[Records drawn from a dataset]
/---

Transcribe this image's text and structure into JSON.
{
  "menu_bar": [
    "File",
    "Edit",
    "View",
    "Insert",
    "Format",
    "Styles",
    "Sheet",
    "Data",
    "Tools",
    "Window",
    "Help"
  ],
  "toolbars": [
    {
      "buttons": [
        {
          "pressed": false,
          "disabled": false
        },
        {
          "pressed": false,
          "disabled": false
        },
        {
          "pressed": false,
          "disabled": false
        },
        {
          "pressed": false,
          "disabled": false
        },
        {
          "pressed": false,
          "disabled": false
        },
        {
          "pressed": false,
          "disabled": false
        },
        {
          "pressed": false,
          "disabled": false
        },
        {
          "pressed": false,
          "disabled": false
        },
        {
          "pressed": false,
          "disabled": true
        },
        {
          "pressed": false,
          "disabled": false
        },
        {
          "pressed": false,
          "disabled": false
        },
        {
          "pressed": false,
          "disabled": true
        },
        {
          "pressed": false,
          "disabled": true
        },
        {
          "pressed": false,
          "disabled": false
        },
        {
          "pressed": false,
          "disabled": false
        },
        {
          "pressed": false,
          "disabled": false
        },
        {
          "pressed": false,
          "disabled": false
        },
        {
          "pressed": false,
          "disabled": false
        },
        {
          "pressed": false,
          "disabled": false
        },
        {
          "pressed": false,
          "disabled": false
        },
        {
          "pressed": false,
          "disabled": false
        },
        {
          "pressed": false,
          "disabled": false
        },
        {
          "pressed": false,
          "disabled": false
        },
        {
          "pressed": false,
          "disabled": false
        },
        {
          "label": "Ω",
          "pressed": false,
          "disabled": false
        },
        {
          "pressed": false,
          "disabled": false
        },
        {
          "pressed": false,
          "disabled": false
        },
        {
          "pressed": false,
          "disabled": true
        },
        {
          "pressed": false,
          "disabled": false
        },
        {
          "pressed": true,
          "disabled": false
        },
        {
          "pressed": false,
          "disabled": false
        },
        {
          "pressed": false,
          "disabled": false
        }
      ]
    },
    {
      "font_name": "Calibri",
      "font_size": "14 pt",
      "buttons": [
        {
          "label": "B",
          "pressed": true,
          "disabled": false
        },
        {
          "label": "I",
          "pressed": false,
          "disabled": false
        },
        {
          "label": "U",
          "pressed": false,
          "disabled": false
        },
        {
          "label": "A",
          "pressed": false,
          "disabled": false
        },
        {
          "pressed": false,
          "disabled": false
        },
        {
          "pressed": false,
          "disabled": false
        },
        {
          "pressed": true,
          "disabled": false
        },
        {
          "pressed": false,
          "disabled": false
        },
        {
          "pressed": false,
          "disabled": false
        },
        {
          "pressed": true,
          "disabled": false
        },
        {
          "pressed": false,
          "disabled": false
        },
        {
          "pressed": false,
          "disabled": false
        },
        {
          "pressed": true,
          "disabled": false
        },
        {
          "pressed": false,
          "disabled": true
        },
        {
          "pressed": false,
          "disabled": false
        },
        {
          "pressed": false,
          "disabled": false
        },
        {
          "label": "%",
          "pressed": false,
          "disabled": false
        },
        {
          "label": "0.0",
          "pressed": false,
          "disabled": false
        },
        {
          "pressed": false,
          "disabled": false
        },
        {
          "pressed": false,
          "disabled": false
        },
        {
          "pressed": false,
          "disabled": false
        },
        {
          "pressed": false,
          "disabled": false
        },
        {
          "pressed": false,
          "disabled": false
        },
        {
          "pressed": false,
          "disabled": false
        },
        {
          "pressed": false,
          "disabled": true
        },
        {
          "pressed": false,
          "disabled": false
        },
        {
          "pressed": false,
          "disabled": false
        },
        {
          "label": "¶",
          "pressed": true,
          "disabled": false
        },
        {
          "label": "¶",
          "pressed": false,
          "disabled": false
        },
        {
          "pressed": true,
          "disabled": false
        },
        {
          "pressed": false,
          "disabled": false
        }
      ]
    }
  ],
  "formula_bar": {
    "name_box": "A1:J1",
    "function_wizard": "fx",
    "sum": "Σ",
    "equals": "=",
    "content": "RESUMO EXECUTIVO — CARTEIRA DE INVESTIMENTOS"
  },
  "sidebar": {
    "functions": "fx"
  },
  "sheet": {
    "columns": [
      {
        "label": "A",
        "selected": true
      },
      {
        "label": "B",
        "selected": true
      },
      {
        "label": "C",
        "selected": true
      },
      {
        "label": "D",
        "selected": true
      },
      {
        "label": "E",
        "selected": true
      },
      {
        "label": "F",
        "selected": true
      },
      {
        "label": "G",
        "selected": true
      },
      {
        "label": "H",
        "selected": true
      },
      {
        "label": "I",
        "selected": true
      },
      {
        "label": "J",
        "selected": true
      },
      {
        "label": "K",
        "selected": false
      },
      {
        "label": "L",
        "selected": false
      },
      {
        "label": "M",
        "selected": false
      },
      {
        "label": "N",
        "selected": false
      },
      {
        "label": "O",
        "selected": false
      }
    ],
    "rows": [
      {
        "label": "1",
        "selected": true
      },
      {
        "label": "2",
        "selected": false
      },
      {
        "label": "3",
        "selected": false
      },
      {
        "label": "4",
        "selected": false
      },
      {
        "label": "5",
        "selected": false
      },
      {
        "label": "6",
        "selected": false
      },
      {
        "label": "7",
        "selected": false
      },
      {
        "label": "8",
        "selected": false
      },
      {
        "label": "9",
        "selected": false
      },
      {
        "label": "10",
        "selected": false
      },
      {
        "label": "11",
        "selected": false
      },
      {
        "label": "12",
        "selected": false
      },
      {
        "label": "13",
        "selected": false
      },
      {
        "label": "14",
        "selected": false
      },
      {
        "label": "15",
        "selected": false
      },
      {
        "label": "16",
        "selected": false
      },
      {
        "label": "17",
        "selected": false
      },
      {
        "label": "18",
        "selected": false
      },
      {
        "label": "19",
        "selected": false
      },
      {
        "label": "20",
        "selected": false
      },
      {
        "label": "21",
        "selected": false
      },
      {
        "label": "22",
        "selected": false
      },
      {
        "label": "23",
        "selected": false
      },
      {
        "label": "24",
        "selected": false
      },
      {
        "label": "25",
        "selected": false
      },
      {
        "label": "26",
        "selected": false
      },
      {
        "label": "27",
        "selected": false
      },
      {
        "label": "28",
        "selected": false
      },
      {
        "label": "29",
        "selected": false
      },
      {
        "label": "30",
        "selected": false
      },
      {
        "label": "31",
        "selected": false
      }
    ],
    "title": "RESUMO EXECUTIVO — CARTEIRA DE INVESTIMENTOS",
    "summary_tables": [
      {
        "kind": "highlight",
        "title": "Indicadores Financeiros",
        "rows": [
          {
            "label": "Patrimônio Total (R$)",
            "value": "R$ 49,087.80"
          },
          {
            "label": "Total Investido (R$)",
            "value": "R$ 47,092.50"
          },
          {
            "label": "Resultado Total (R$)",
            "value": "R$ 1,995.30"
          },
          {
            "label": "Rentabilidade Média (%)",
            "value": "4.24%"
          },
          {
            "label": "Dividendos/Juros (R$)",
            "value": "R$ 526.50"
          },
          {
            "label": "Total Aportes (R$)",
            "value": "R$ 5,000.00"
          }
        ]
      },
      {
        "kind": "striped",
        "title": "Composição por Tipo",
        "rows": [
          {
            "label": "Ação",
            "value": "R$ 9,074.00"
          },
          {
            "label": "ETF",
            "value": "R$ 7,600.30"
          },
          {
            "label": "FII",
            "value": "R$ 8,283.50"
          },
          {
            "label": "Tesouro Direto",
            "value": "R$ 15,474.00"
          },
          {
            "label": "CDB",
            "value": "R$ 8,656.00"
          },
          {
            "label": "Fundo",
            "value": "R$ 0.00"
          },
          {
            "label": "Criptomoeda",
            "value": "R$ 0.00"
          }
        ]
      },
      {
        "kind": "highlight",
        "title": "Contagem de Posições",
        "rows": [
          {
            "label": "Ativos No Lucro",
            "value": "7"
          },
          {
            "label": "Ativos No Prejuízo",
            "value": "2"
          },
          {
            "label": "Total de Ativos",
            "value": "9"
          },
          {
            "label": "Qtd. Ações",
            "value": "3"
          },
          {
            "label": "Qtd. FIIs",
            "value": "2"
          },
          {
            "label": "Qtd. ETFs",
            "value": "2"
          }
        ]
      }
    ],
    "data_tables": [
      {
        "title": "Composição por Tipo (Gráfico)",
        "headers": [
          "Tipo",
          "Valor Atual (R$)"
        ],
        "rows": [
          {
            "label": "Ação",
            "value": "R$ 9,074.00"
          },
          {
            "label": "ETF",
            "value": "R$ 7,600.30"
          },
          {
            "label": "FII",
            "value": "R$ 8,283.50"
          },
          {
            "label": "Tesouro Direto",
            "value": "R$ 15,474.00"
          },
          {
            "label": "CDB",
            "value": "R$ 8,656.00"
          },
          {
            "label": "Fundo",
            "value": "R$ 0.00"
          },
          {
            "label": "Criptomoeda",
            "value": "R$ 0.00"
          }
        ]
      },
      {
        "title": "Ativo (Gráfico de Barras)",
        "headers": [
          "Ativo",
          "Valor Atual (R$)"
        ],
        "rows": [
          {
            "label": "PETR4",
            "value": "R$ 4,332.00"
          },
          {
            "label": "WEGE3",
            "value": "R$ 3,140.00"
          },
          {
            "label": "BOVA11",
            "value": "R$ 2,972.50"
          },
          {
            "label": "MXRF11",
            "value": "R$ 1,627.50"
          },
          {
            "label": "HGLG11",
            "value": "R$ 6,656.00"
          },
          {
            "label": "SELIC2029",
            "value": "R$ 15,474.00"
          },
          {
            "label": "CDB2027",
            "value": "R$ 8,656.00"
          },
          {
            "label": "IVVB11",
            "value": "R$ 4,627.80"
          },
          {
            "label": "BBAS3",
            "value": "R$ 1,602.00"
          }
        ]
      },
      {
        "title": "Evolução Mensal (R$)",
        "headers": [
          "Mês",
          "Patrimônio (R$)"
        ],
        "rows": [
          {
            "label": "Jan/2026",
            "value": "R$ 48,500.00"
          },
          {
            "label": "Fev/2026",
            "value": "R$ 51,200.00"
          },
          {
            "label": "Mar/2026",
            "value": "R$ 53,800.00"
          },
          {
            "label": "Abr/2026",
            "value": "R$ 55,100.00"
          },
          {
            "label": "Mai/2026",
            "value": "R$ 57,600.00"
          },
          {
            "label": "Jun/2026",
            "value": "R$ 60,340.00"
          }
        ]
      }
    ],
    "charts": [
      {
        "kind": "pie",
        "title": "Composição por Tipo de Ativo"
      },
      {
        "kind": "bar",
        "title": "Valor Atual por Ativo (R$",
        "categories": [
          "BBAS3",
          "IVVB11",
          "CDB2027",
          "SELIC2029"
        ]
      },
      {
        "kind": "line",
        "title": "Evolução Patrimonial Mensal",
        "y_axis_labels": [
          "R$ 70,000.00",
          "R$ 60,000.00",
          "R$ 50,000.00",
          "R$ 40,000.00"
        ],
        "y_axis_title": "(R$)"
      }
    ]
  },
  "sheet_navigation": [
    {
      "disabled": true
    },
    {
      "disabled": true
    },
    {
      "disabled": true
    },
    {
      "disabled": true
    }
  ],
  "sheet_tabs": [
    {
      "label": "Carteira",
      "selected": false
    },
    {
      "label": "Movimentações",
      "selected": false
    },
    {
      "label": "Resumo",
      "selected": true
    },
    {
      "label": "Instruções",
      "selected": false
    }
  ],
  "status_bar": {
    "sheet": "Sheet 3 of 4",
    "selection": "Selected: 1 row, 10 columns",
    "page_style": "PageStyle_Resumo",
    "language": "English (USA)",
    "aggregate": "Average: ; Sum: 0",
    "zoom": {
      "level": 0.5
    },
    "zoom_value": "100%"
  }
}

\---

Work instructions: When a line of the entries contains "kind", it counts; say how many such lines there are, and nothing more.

Written response: 6